Guangzhou urban villagers defend homes
Few remain in old Tan, but a Hong Kong man is among those who say they fight for justice
With eight centuries of history, Tan is the last urban village left in Guangzhou's Zhujiang New Town, a prime site filled with high-end office buildings. Like the 137 other urban villages in Guangzhou, old Tan is gradually being reduced to concrete rubble by the wreckers' ball. Under heavy pressure, most villagers in Tan signed eviction agreements with a private developer. But there remain about 20 holdouts, including Yao Qijiu, 47, a Hong Kong man with family roots in the ramshackle village.
When did you come to Tan?
I quit my job as a vegetable wholesaler in Cheung Sha Wan, Hong Kong, in November to join my brothers to defend two buildings that belong to our family. The developers always look for excuses to demolish our homes when no one is guarding the site.
What is happening in the village?
We have to walk over mountains of concrete debris. We find it impossible to sleep at night, especially my mother. Even swallows are racing against time to find a building that will last long enough for them to sustain a nest. Last week, I tried to rescue baby swallows falling from their nests after the building was wrecked but I was too late. Abandoned cats and dogs are often beaten to death by construction workers. It's really sad - humans and animals are made homeless together.
What is the biggest threat?
The "security guards", who are just hired thugs. Two villagers in their 50s and 60s were beaten up because they refused to hand over their keys and remained in the village. My mother's wrist was bruised when she was pulled away by guards as she tried to block a bulldozer from advancing. The thugs are Putonghua-speaking outsiders. Things will get worse as these guards, who were hired by developers last August, will be replaced next month. Their replacements will be paid 1,000 yuan and get 10 days' pay for each villager they evict. They have already prepared 20 to 30 water pipes as weapons.
How do the authorities handle your complaints?
They ignore us. We've called for police more than 20 times but they won't even come inside the village. Other times they won't even respond. An elderly man who was beaten up twice is now carrying chilli powder [to throw in the face of attackers].
How many buildings are left standing?
There are about 20 buildings left shared by six, perhaps eight, families. Of those, three belong to Hong Kong people. We stick the flags of Hong Kong Special Administrative Region on these buildings to identify ourselves. My building was recently broken into by thugs. They destroyed my family's ancestral altar.
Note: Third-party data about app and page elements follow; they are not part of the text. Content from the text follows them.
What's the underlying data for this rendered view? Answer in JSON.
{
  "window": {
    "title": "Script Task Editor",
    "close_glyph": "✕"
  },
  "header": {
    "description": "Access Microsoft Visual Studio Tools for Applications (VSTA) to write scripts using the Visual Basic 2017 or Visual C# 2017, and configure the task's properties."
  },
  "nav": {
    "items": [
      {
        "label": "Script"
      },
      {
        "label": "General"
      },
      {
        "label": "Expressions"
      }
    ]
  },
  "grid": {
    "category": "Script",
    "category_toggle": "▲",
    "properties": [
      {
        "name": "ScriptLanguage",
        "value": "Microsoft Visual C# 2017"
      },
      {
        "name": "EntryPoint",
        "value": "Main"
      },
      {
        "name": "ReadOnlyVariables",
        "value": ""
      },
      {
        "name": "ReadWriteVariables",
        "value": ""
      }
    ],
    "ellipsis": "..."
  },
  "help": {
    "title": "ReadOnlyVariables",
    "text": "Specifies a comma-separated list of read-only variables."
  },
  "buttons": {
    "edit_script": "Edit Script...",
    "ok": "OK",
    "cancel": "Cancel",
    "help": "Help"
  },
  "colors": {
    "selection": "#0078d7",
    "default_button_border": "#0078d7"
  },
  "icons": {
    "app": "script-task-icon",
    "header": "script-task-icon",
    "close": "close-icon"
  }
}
How fast is the demolition equipment moving in?
They normally take down about three buildings a day, but they once tore down seven.
What was Tan village like?
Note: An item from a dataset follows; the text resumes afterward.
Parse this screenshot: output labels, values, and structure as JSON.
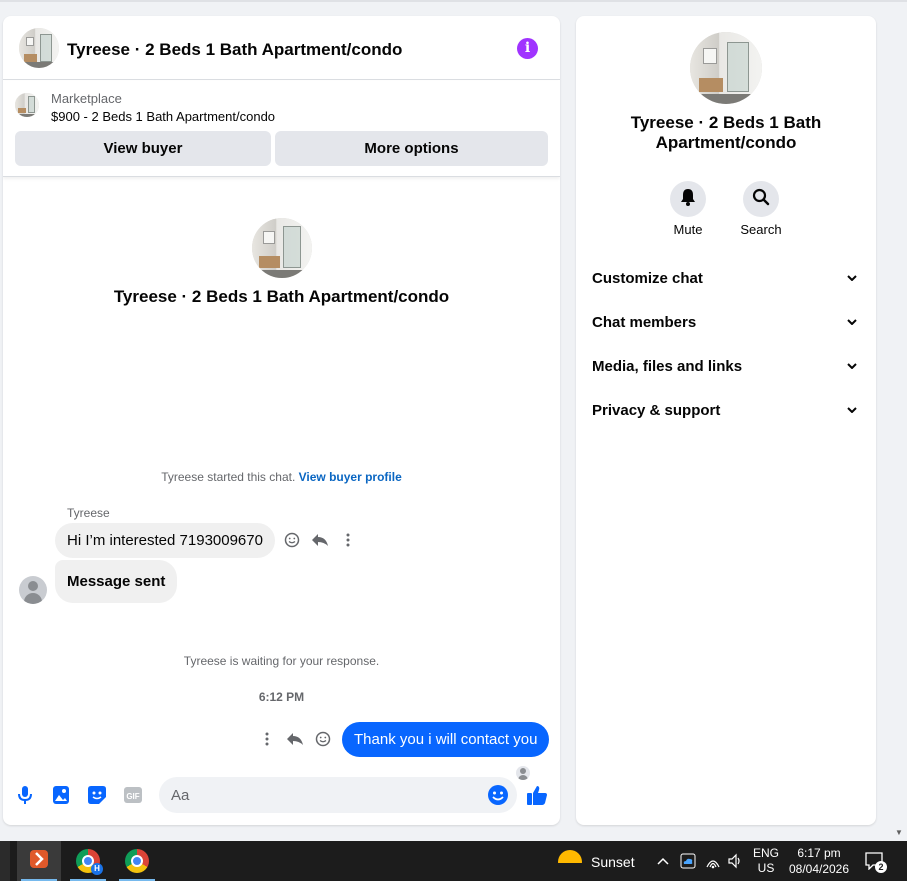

It has stood for more than 800 years, and is our Yao family ancestral village. Before 1992, all the villagers were peasants and we grew vegetables but the government began to claim our farmland, so we gave up farming and opened restaurants instead. Tan village was home to more than 1,000 indigenous villagers and up to 10,000 migrant worker tenants a few years ago.
When did demolition begin?
We first learned of a demolition plan in 2005 and were offered compensation of 30 yuan per square metre. We would also be allowed to move back after new apartments were built.
Why didn't you accept the offer?
The demolition issue was brought up time and again, then last year the compensation was lowered to 27 yuan. There has been no increase after all these years. None of us are notified about details of compensation and what size apartment we will be offered. Most residents have caved in. We are the last ones who refuse to sign the agreement. The government sent people to threaten our tenants to move out. We have never seen any kind of permits that give the developers the right to knock down our buildings. We are not just standing for our own interests, but for fairness and justice.
What was the worst time for you?
It was horrific when demolition reached full speed. Shattered glass from demolished windows was flying about. It was just like the Japanese invasion. Now it is better only because most buildings are already gone.
How long can you and the others hold out?
I don't know how long we can last but I'm not afraid. These are my land rights.
Why do so many from other urban villagers flock to Tan?
They often come here to show support as their communities face similar problems.
Yao Qijiu spoke to Mimi Lau